Stored data entries:
Content starts

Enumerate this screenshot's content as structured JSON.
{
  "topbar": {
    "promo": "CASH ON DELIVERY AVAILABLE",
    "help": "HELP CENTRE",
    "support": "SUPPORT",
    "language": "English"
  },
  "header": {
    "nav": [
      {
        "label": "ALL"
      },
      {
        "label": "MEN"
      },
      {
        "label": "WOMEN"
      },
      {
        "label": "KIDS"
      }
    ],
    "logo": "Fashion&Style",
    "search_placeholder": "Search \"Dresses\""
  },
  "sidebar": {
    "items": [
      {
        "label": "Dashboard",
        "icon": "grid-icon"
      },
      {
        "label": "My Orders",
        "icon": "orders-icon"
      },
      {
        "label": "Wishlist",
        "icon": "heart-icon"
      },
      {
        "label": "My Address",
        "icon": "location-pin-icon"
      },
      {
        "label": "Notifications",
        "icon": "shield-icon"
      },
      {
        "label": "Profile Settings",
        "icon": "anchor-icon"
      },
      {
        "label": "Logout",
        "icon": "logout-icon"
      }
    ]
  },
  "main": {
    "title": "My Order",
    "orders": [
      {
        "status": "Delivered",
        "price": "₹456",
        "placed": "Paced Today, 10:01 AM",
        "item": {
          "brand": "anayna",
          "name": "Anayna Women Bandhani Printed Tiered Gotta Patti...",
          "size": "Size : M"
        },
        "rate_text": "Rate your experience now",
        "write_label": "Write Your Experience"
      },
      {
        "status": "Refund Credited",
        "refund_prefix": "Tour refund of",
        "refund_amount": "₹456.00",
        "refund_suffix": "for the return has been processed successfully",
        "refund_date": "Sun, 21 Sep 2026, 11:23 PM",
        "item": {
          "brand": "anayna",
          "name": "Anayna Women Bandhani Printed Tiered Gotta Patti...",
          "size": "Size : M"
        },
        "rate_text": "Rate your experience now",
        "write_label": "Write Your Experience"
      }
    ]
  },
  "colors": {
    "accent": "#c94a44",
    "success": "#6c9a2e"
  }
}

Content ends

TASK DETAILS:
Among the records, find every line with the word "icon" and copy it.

ANSWER TO THE PROBLEM:
        "icon": "grid-icon"
        "icon": "orders-icon"
        "icon": "heart-icon"
        "icon": "location-pin-icon"
        "icon": "shield-icon"
        "icon": "anchor-icon"
        "icon": "logout-icon"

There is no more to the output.